There are several news reports and graphs doing around on social media comparing India’s economic package with those of other countries. Although full details are still awaited on India’s package, we, through this article, would like to put in the public domain why these comparisons may be misleading.
Most (if not all) of the packages announced by various countries do not count their central bank’s liquidity infusion as part of the package. For example, the UK’s package does not count the staggering bond buying program of the Bank of England of 645 billion pounds. 645 billion pounds is nearly 28% of the UK Economy.
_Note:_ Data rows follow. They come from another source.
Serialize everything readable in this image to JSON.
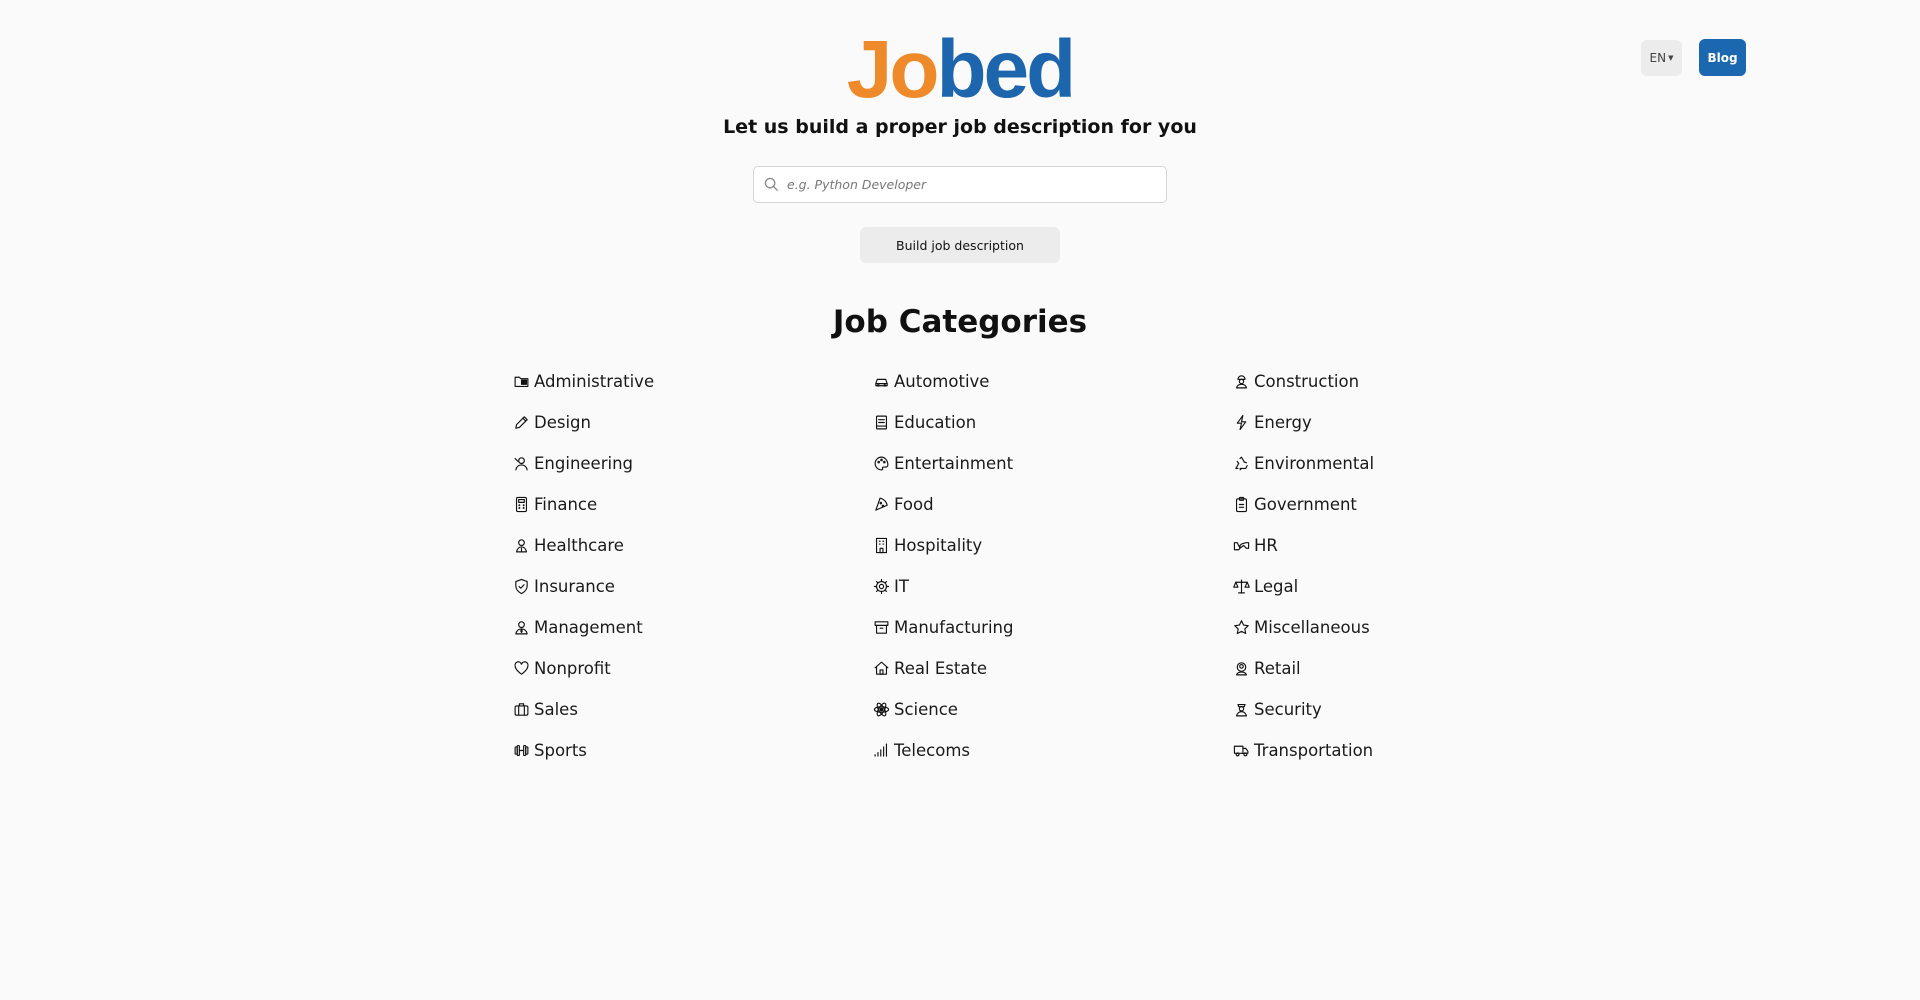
{
  "header": {
    "logo_part1": "Jo",
    "logo_part2": "bed",
    "lang_label": "EN",
    "blog_label": "Blog",
    "tagline": "Let us build a proper job description for you"
  },
  "search": {
    "placeholder": "e.g. Python Developer",
    "value": ""
  },
  "build_button_label": "Build job description",
  "categories_title": "Job Categories",
  "categories": [
    {
      "label": "Administrative",
      "icon": "folder-icon"
    },
    {
      "label": "Automotive",
      "icon": "car-icon"
    },
    {
      "label": "Construction",
      "icon": "worker-icon"
    },
    {
      "label": "Design",
      "icon": "pencil-icon"
    },
    {
      "label": "Education",
      "icon": "book-icon"
    },
    {
      "label": "Energy",
      "icon": "bolt-icon"
    },
    {
      "label": "Engineering",
      "icon": "engineer-icon"
    },
    {
      "label": "Entertainment",
      "icon": "palette-icon"
    },
    {
      "label": "Environmental",
      "icon": "recycle-icon"
    },
    {
      "label": "Finance",
      "icon": "calculator-icon"
    },
    {
      "label": "Food",
      "icon": "pizza-icon"
    },
    {
      "label": "Government",
      "icon": "clipboard-icon"
    },
    {
      "label": "Healthcare",
      "icon": "doctor-icon"
    },
    {
      "label": "Hospitality",
      "icon": "hotel-icon"
    },
    {
      "label": "HR",
      "icon": "handshake-icon"
    },
    {
      "label": "Insurance",
      "icon": "shield-check-icon"
    },
    {
      "label": "IT",
      "icon": "cog-icon"
    },
    {
      "label": "Legal",
      "icon": "scale-icon"
    },
    {
      "label": "Management",
      "icon": "manager-icon"
    },
    {
      "label": "Manufacturing",
      "icon": "archive-icon"
    },
    {
      "label": "Miscellaneous",
      "icon": "star-icon"
    },
    {
      "label": "Nonprofit",
      "icon": "heart-icon"
    },
    {
      "label": "Real Estate",
      "icon": "house-icon"
    },
    {
      "label": "Retail",
      "icon": "user-circle-icon"
    },
    {
      "label": "Sales",
      "icon": "briefcase-icon"
    },
    {
      "label": "Science",
      "icon": "atom-icon"
    },
    {
      "label": "Security",
      "icon": "guard-icon"
    },
    {
      "label": "Sports",
      "icon": "dumbbell-icon"
    },
    {
      "label": "Telecoms",
      "icon": "signal-icon"
    },
    {
      "label": "Transportation",
      "icon": "truck-icon"
    }
  ],
  "colors": {
    "logo_orange": "#ef8a2a",
    "logo_blue": "#1d65ad",
    "blog_button": "#1b67b0",
    "background": "#fafafa"
  }
}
A central bank’s liquidity infusion does not come from the government coffers. Liquidity infusion, in layman’s terms, is primarily a tool used by central banks to increase money supply in the economy. They are not money spent by a government.
As was said by PM Modi, India’s package of 20 Lakh Crore however includes the Reserve Bank of India’s liquidity infusion. The details of how much of the RBI’s liquidity infusion will be counted in the 20 Lakh Crore package are still awaited, but news reports suggest they will not be less than 5 Lakh Crores.
The same holds for the EU countries and their respective economic packages. The aids packages of these countries do not count the 750 billion Euros of liquidity injection by the European Central Bank (the central bank of Eurozone countries). To put this in context 750 billion Euros is by itself 22% of German, 32% of French, 42% of Italian and 62% of Spanish GDP in nominal terms (prices from 2018).
Asad Rauf is Assistant Professor of Finance and Economics at Groningen University.